We get in heated situations with people and we’re putting God’s light down when we need to hold it up the very most. And look at me stumbling around just like a fool in the dark instead of representing Christ with my light.
In just one bad moment, you can destroy your witness and even destroy your own life with one utterance or act.
And man, if I just had one nickel for every “Christian” who is flagrantly abandoning God’s light as they have become so deceived and so perverted by the darkness all around them that they celebrate the murder of sixty million innocent human beings and as they celebrate the perversion of homosexuality and even the perversion of the marriages that God ordained.
In the light of God’s Word, these things are detestable. But in the darkness, in the absence of God’s illuminating light, they seem right.
There is a way which seems right to a man, But its end is the way of death. — Proverbs 16:25
There are so many ways in which sinful, fallen man has been deceived into literally believing that good is evil and evil is good:
Woe to those who call evil good, and good evil; Who substitute darkness for light and light for darkness; Who substitute bitter for sweet and sweet for bitter! — Isaiah 5:20
Just imagine how different your life would be if you held up the Word of God and directed it’s light at every situation and every circumstance you encountered.

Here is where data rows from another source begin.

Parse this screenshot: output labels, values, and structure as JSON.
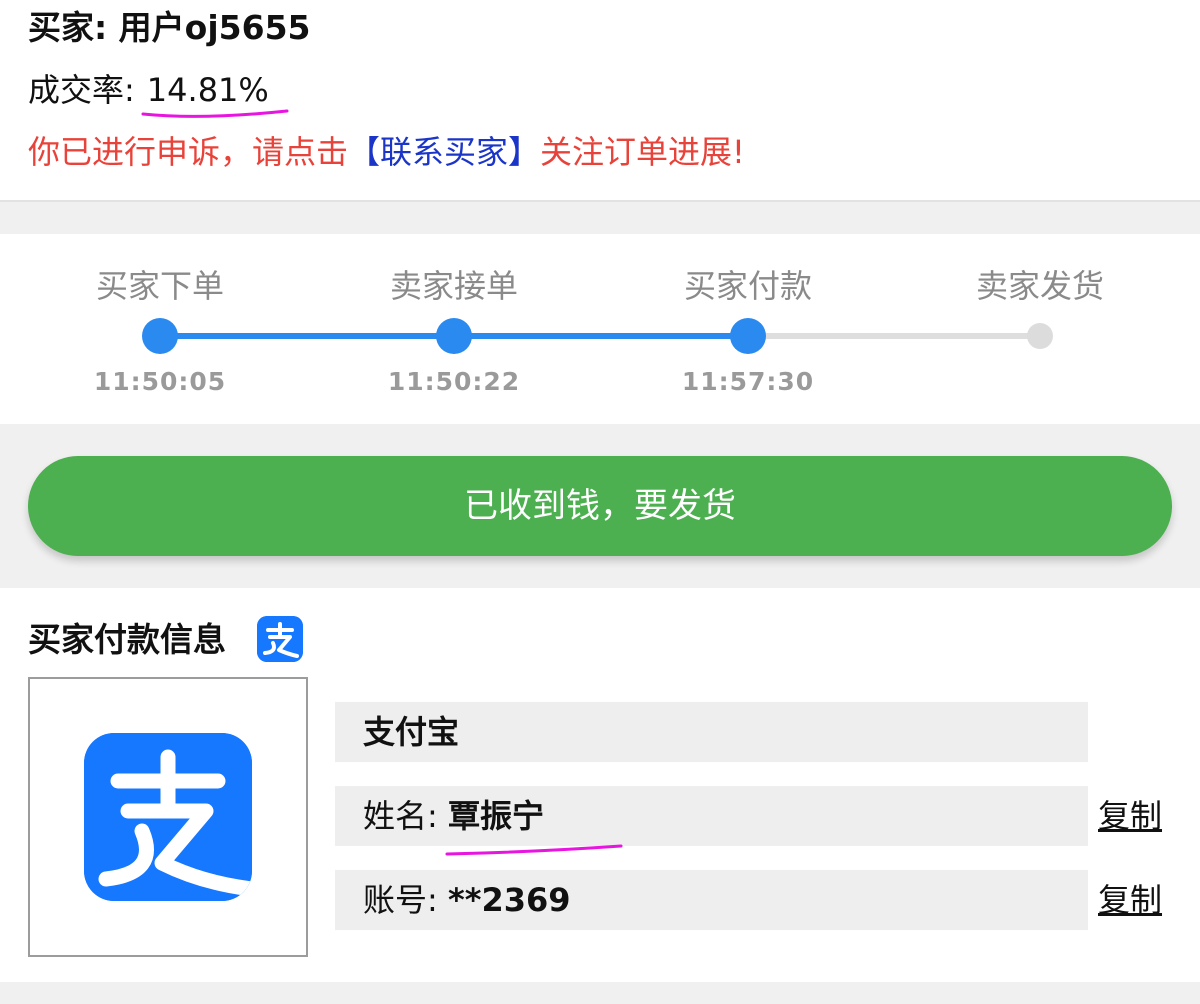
{
  "buyer": {
    "name_label": "买家: 用户oj5655",
    "rate_label": "成交率:",
    "rate_value": "14.81%",
    "appeal_prefix": "你已进行申诉，请点击",
    "appeal_link": "【联系买家】",
    "appeal_suffix": "关注订单进展!"
  },
  "progress": {
    "steps": [
      {
        "label": "买家下单",
        "time": "11:50:05",
        "status": "done"
      },
      {
        "label": "卖家接单",
        "time": "11:50:22",
        "status": "done"
      },
      {
        "label": "买家付款",
        "time": "11:57:30",
        "status": "done"
      },
      {
        "label": "卖家发货",
        "time": "",
        "status": "pending"
      }
    ]
  },
  "action": {
    "button_label": "已收到钱，要发货"
  },
  "payment": {
    "title": "买家付款信息",
    "method": "支付宝",
    "name_label": "姓名:",
    "name_value": "覃振宁",
    "account_label": "账号:",
    "account_value": "**2369",
    "copy_label": "复制",
    "icon": "alipay-icon"
  },
  "colors": {
    "accent_blue": "#2b8af0",
    "alipay_blue": "#1677ff",
    "button_green": "#4caf50",
    "warning_red": "#e8433a",
    "link_blue": "#1a35c8",
    "highlight_magenta": "#e815e0"
  }
}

The Bible gives us our moral foundations; it sets our landmarks and our boundaries, teaching us where we can safely go and where we dare not tread. When left to ourselves, we WILL choose wrongly and go the wrong way and stumble and fall and ultimately be bitten by the serpent – satan – and destroyed. The Bible doesn’t tell us that temptation will never come upon us, but instead teaches us how to view temptation and how to overcome it by focusing on our Lord rather than our destructive desires.
God’s Word is our “flashlight” as we walk through the spiritual darkness of this world:
Thy word is a lamp unto my feet, and a light unto my path. — Psalm 119:105
The unfolding of Your words gives light; It gives understanding to the simple. — Psalm 119:130
God never wanted us to hoard our light, to hide ourselves away in some distant monastery. He wants us to engage culture and confront its evil with the reality of God and encounter its sin with the grace of the gospel of Jesus Christ.
Whatever field of life we choose, whether it be in entertainment, or law enforcement, or banking, or whatever, we will face dangers. We will be tempted to do things the ways “that seems right to a man,” we will be tempted to cut corners, to give in to peers or superiors and do things we know are wrong, to put down our light just for a moment. And destruction can overtake us.
Whatever your path, whatever your career path, God wants you to walk His way in His light. And when you do that, when you stay in His light and see in His light your landmarks that serve as your foundation for what is right and what is wrong and what is good and what is evil, you will remain safely headed in the right direction.
The alternative is a life of stumbling, injury, deception and death.